Outside PACs, SuperPACs and “dark money” §501(c)(4) organizations spent $6.9 million supporting Begich, $13.8 million opposing Begich, $3.7 million supporting the Carpetbagger and $16.1 million opposing the Carpetbagger.
That’s a total of – huh, the total melted WC’s HP-12C calculator – about $57 million spent in the Alaska U.S. Senate general election campaign. And that’s only through October 15, 2014 reports. All those ads, telephone calls and annoyances in the last three weeks aren’t included.
Between the two candidates, they have 212,000 votes, in round numbers. That’s $271.43 per vote. Sure, there are still absentee and other mail-in ballots to be counted, and yes, the total spending will go up with the post-election reports. But still. $271.43 per vote.
That’s not the republican form of government envisioned by Thomas Jefferson. It may be the vision of Chief Justice John Roberts, but WC doesn’t recall voting for the Chief Justice. Our Republic is apparently for sale to those willing to pay the highest price. And we don’t even get to know who they are.
Sure, it doesn’t work every time. Another carpetbagger, Scott Brown, was soundly defeated in New Hampshire, using the same script that Sullivan used. But it worked too often. Even once would be to often. The bottom line is that the Kochtopus bought themselves a U.S. Senate.
Here’s a thought experiment to consider while you think about what you could have done with the $271.43 spent on you.
Imagine you are visiting Washington, D.C., and decide you’d like to visit the junior senator from Alaska, and it’s Dan Sullivan. Do you think you’ll get to see him? Do you think you’ll get to see anybody but a receptionist and a second tier staffer? Suppose you own a home in the plume of sulfolane from Flint Hills Refinery, outside of North Pole, You want the junior senator’s support in keeping the remediation level rigorous.

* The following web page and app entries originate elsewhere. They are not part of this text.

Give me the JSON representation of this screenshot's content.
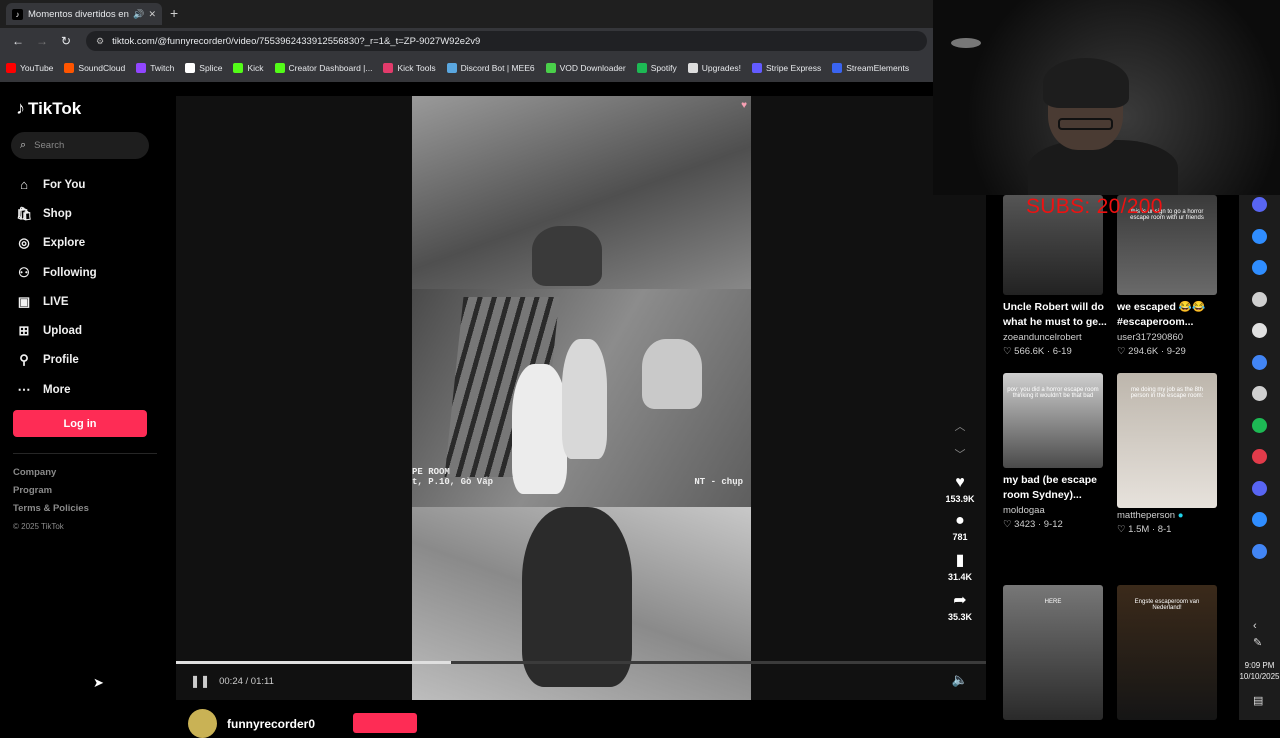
{
  "browser": {
    "tab_title": "Momentos divertidos en el",
    "url": "tiktok.com/@funnyrecorder0/video/7553962433912556830?_r=1&_t=ZP-9027W92e2v9",
    "bookmarks": [
      {
        "label": "YouTube",
        "color": "#ff0000"
      },
      {
        "label": "SoundCloud",
        "color": "#ff5500"
      },
      {
        "label": "Twitch",
        "color": "#9146ff"
      },
      {
        "label": "Splice",
        "color": "#ffffff"
      },
      {
        "label": "Kick",
        "color": "#53fc18"
      },
      {
        "label": "Creator Dashboard |...",
        "color": "#53fc18"
      },
      {
        "label": "Kick Tools",
        "color": "#e23b6b"
      },
      {
        "label": "Discord Bot | MEE6",
        "color": "#5aa7e0"
      },
      {
        "label": "VOD Downloader",
        "color": "#4ad04a"
      },
      {
        "label": "Spotify",
        "color": "#1db954"
      },
      {
        "label": "Upgrades!",
        "color": "#dddddd"
      },
      {
        "label": "Stripe Express",
        "color": "#635bff"
      },
      {
        "label": "StreamElements",
        "color": "#3a64f0"
      }
    ]
  },
  "sidebar": {
    "logo": "TikTok",
    "search_placeholder": "Search",
    "nav": [
      {
        "label": "For You",
        "icon": "home-icon",
        "glyph": "⌂"
      },
      {
        "label": "Shop",
        "icon": "shop-icon",
        "glyph": "🛍"
      },
      {
        "label": "Explore",
        "icon": "compass-icon",
        "glyph": "◎"
      },
      {
        "label": "Following",
        "icon": "following-icon",
        "glyph": "⚇"
      },
      {
        "label": "LIVE",
        "icon": "live-icon",
        "glyph": "▣"
      },
      {
        "label": "Upload",
        "icon": "upload-icon",
        "glyph": "⊞"
      },
      {
        "label": "Profile",
        "icon": "profile-icon",
        "glyph": "⚲"
      },
      {
        "label": "More",
        "icon": "more-icon",
        "glyph": "⋯"
      }
    ],
    "login_label": "Log in",
    "footer": [
      "Company",
      "Program",
      "Terms & Policies"
    ],
    "copyright": "© 2025 TikTok"
  },
  "player": {
    "overlay_left": "PE ROOM\nt, P.10, Gò Vấp",
    "overlay_right": "NT - chụp",
    "time": "00:24 / 01:11",
    "progress": 0.34
  },
  "actions": {
    "likes": "153.9K",
    "comments": "781",
    "saves": "31.4K",
    "shares": "35.3K"
  },
  "author": {
    "name": "funnyrecorder0"
  },
  "stream_overlay": {
    "subs_goal": "SUBS: 20/200"
  },
  "feed": [
    {
      "title": "Uncle Robert will do what he must to ge...",
      "user": "zoeanduncelrobert",
      "likes": "566.6K",
      "date": "6-19",
      "thumb_text": ""
    },
    {
      "title": "we escaped 😂😂 #escaperoom...",
      "user": "user317290860",
      "likes": "294.6K",
      "date": "9-29",
      "thumb_text": "this is ur sign to go a horror escape room with ur friends"
    },
    {
      "title": "my bad (be escape room Sydney)...",
      "user": "moldogaa",
      "likes": "3423",
      "date": "9-12",
      "thumb_text": "pov: you did a horror escape room thinking it wouldn't be that bad"
    },
    {
      "title": "",
      "user": "mattheperson",
      "likes": "1.5M",
      "date": "8-1",
      "thumb_text": "me doing my job as the 8th person in the escape room:"
    },
    {
      "title": "",
      "user": "",
      "likes": "",
      "date": "",
      "thumb_text": "HERE"
    },
    {
      "title": "",
      "user": "",
      "likes": "",
      "date": "",
      "thumb_text": "Engste escaperoom van Nederland!"
    }
  ],
  "taskbar": {
    "time": "9:09 PM",
    "date": "10/10/2025"
  }
}
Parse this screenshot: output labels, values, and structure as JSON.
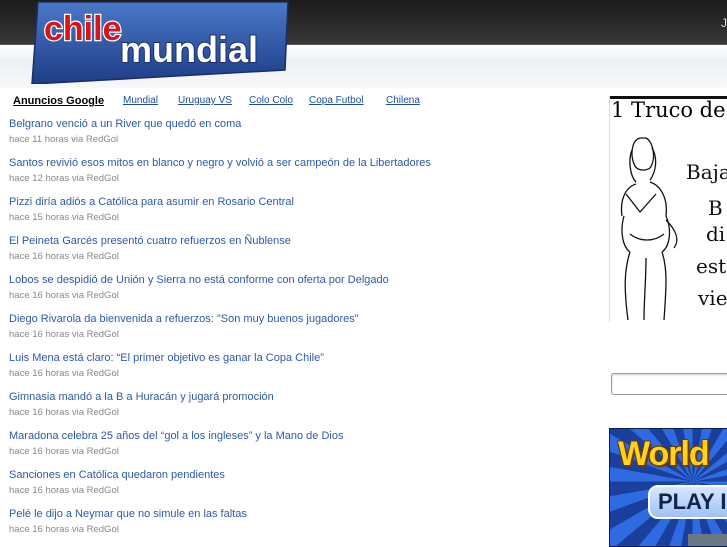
{
  "header": {
    "logo_line1": "chile",
    "logo_line2": "mundial",
    "topbar_right_text": "J"
  },
  "nav": {
    "heading": "Anuncios Google",
    "items": [
      "Mundial",
      "Uruguay VS",
      "Colo Colo",
      "Copa Futbol",
      "Chilena"
    ]
  },
  "news": [
    {
      "title": "Belgrano venció a un River que quedó en coma",
      "meta": "hace 11 horas via RedGol"
    },
    {
      "title": "Santos revivió esos mitos en blanco y negro y volvió a ser campeón de la Libertadores",
      "meta": "hace 12 horas via RedGol"
    },
    {
      "title": "Pizzi diría adiós a Católica para asumir en Rosario Central",
      "meta": "hace 15 horas via RedGol"
    },
    {
      "title": "El Peineta Garcés presentó cuatro refuerzos en Ñublense",
      "meta": "hace 16 horas via RedGol"
    },
    {
      "title": "Lobos se despidió de Unión y Sierra no está conforme con oferta por Delgado",
      "meta": "hace 16 horas via RedGol"
    },
    {
      "title": "Diego Rivarola da bienvenida a refuerzos: \"Son muy buenos jugadores\"",
      "meta": "hace 16 horas via RedGol"
    },
    {
      "title": "Luis Mena está claro: “El primer objetivo es ganar la Copa Chile”",
      "meta": "hace 16 horas via RedGol"
    },
    {
      "title": "Gimnasia mandó a la B a Huracán y jugará promoción",
      "meta": "hace 16 horas via RedGol"
    },
    {
      "title": "Maradona celebra 25 años del “gol a los ingleses” y la Mano de Dios",
      "meta": "hace 16 horas via RedGol"
    },
    {
      "title": "Sanciones en Católica quedaron pendientes",
      "meta": "hace 16 horas via RedGol"
    },
    {
      "title": "Pelé le dijo a Neymar que no simule en las faltas",
      "meta": "hace 16 horas via RedGol"
    }
  ],
  "ad1": {
    "title": "1 Truco de",
    "words": [
      "Baja",
      "B",
      "di",
      "esto",
      "vie"
    ]
  },
  "ad2": {
    "title": "World",
    "play": "PLAY I"
  },
  "colors": {
    "link": "#2d5aa6",
    "nav_link": "#1b4e9a",
    "meta": "#888888",
    "logo_red": "#c8191f",
    "logo_blue": "#1f3f86"
  }
}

Now imagine you are billionaire Charles Koch, and you are in D.C., and you want to see the junior senator from Alaska. Do you think you’ll have the slightest trouble getting an immediate face-to-face meeting? And suppose Charles Koch mentions that he thinks the sulfolane level the State of Alaska has imposed is unreasonable.
Which voice is more likely to get action? The voter you spent $271.43 on, or the guy who paid all that money?
The campaign funding system in the United States has always been corrupting. Since Citizens United and that case’s progeny, it has gotten far worse. It’s reached the point that it’s indistinguishable from bribery.
$271.43 per vote. Kind of says it all.